### What to work on
Say how many lines in the material below hold the word "boxes", and say nothing else.

* * * *

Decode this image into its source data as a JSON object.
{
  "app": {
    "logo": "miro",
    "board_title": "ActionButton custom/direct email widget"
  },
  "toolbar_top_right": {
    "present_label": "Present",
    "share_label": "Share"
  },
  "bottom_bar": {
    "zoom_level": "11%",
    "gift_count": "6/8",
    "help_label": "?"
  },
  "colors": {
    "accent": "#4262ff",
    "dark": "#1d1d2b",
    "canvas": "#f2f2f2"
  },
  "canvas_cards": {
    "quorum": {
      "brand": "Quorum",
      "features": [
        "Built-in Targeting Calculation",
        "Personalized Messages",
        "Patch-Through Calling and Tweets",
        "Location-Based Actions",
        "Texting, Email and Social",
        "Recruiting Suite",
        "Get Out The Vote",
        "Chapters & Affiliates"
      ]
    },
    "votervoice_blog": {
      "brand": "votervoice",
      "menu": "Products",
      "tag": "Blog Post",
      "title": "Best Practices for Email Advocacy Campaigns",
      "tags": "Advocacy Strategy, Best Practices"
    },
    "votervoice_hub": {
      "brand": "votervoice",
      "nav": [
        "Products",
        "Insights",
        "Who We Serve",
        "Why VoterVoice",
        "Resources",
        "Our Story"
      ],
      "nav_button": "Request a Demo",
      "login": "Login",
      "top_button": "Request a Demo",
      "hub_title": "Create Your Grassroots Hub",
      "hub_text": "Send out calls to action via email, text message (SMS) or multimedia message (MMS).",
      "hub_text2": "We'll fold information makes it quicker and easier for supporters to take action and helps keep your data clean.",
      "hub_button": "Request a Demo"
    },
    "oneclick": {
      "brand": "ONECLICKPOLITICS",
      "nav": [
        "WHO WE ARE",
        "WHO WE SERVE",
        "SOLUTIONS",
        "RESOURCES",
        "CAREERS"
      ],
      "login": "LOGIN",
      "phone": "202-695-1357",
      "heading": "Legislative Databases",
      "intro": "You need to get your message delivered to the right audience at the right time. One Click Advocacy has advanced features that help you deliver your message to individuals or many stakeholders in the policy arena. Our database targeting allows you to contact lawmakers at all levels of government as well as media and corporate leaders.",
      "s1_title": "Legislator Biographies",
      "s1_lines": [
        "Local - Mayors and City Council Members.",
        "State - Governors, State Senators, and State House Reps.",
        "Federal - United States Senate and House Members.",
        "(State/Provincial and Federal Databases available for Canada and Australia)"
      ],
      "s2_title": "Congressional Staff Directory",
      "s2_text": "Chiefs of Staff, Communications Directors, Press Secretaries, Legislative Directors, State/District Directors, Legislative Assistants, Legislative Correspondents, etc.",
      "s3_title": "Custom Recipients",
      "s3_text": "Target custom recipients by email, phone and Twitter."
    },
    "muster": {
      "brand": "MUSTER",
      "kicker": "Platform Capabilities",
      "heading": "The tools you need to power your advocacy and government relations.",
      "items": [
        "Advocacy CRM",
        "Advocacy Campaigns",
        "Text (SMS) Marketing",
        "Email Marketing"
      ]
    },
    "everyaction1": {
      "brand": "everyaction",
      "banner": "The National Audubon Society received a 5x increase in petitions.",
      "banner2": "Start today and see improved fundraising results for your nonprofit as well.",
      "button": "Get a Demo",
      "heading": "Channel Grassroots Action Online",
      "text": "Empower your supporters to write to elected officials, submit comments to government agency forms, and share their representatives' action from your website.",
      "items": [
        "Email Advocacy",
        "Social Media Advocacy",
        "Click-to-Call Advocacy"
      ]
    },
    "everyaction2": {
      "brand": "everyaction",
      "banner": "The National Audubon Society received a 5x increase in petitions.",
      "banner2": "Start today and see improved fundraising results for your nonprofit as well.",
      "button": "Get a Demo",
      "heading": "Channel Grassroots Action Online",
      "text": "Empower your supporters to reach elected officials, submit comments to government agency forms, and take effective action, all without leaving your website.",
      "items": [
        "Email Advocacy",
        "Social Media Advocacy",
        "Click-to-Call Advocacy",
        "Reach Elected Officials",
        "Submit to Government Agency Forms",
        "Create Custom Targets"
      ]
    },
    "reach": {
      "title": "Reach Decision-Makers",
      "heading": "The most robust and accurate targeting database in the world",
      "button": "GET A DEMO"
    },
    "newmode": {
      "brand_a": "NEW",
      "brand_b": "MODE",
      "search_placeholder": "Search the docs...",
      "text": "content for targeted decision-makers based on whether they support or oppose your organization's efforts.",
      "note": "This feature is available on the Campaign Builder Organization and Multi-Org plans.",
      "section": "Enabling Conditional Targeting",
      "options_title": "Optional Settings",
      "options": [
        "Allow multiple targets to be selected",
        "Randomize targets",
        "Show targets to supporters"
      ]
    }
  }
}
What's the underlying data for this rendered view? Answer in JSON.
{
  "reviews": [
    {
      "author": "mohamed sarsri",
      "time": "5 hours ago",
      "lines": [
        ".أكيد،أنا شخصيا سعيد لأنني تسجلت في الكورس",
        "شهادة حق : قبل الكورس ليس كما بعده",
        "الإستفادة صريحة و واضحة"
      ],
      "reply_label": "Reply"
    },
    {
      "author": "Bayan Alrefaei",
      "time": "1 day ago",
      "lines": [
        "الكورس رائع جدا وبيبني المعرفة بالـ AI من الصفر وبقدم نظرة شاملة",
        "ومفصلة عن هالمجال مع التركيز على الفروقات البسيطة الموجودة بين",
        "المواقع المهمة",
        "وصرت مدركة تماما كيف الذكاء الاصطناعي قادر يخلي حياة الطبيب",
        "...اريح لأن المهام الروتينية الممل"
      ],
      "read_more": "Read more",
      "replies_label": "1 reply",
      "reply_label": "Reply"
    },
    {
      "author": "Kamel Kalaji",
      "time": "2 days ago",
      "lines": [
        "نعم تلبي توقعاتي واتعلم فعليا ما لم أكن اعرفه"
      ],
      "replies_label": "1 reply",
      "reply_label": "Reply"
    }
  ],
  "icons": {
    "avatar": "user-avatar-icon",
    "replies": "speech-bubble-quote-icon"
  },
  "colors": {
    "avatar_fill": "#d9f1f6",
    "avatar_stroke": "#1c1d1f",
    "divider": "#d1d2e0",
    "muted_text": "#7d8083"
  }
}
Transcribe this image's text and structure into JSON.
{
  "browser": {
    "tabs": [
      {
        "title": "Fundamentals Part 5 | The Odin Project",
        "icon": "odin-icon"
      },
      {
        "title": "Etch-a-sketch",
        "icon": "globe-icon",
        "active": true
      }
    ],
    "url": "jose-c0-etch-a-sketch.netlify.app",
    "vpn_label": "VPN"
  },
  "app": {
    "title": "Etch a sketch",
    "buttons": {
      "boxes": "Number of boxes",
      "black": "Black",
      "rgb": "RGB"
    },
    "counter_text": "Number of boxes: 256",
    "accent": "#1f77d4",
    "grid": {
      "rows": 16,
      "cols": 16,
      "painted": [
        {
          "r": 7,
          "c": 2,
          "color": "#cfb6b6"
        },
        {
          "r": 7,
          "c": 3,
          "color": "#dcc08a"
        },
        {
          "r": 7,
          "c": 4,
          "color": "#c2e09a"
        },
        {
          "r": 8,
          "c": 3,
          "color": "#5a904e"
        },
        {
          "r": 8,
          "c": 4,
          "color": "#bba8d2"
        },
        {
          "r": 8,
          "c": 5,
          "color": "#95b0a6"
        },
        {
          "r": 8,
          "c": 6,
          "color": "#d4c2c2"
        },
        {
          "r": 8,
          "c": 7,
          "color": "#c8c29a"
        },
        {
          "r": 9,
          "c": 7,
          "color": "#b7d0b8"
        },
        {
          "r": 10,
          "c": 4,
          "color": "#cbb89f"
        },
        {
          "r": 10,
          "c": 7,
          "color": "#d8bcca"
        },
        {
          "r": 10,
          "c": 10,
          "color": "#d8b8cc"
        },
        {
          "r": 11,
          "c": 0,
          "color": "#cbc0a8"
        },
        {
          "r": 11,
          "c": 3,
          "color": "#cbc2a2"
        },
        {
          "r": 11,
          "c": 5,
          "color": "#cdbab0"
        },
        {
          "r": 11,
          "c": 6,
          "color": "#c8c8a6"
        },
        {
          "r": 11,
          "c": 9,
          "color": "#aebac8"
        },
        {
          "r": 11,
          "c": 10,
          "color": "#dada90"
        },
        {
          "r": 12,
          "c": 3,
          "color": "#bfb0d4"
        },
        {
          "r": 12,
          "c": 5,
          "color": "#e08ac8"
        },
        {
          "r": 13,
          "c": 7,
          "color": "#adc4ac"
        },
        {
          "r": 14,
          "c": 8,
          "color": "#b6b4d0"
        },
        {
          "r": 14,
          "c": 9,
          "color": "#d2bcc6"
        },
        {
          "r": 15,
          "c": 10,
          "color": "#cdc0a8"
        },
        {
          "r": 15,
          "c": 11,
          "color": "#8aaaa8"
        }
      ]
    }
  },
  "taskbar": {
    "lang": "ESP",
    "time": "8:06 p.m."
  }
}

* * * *

### Solved exercise
2